As improvements are made to the compressed air system, it will be possible to compare the new measurements with the original baseline, and therefore estimate improvements. BCAS encourages end-users to see the value in assessing their compressed air usage within a standardised framework in order to define, with greater accuracy, system energy consumption and performance. In doing so, EN ISO 11011 should deliver sustainable and measurable results for the businesses that take it on board, saving energy and reducing carbon emissions.
There is continuing concern that despite the risks, there are currently no formal accreditation schemes for maintaining compressed air systems, so end-users could well be receiving poor energy saving advice. Every compressed air system, virtually without exception, should have a Written Scheme of Examination in place, which the system should be regularly inspected in accordance with. The Written Scheme of Examination is a legal requirement under the Pressure Systems Safety Regulations 2000 and carries a potential fine if you are caught without one. However, the worry is that many businesses running compressed air systems either ignore this or are simply not aware of it, as there is no thorough policing.

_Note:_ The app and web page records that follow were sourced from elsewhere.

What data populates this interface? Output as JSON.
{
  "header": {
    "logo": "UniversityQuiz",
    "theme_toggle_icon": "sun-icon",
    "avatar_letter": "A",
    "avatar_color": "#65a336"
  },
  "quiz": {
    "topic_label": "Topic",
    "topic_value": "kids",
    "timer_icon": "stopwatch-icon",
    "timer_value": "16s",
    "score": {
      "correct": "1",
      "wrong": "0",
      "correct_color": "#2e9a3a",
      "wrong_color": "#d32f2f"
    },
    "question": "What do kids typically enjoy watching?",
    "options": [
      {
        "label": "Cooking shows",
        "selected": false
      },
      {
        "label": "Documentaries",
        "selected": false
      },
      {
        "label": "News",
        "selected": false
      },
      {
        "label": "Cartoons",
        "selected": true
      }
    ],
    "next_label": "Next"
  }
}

The British Compressed Air Society offers courses for those involved in the installation and maintenance of compressed air systems. However, these are voluntary, and so there is a real need to introduce recognised training programmes and an official accreditation scheme for service engineers working on compressed air systems. Both the Written Scheme of Examination and EN ISO 11011 are in place to support end-users of compressed air. Legislation offers a standardised service that can be trusted and used across the industry. However, there is much more to be done.
In the absence of formal accreditation, companies working in the compressed air industry can demonstrate their professionalism and competence as well as their commitment to health and safety and best practice by joining BCAS. Membership is by peer review and members have to adhere to the society’s codes of conduct. Members can also choose to participate in the BCAS AIRSAFE register, which promotes the credibility and professionalism of BCAS members as identified by customer feedback.
Source: Process & Control